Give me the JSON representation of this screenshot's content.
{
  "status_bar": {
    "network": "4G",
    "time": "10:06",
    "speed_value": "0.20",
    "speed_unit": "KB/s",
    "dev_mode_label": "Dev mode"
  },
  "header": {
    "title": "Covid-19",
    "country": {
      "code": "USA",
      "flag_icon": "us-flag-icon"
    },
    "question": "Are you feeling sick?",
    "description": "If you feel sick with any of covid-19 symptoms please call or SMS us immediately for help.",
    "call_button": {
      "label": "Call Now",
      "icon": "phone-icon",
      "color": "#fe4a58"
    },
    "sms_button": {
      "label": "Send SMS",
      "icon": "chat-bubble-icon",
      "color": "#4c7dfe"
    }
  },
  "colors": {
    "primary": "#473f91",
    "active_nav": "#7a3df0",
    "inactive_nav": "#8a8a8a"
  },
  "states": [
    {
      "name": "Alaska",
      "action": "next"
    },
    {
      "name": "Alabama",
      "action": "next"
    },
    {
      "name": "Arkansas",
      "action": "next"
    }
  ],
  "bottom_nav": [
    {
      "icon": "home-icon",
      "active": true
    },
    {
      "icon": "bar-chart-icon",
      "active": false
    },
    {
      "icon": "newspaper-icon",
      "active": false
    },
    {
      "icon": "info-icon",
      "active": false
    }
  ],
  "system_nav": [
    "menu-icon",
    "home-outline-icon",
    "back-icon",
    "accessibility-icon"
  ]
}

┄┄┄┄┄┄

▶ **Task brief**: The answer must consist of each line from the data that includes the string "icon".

▶ **Expected answer**:
      "flag_icon": "us-flag-icon"
      "icon": "phone-icon",
      "icon": "chat-bubble-icon",
      "icon": "home-icon",
      "icon": "bar-chart-icon",
      "icon": "newspaper-icon",
      "icon": "info-icon",
    "menu-icon",
    "home-outline-icon",
    "back-icon",
    "accessibility-icon"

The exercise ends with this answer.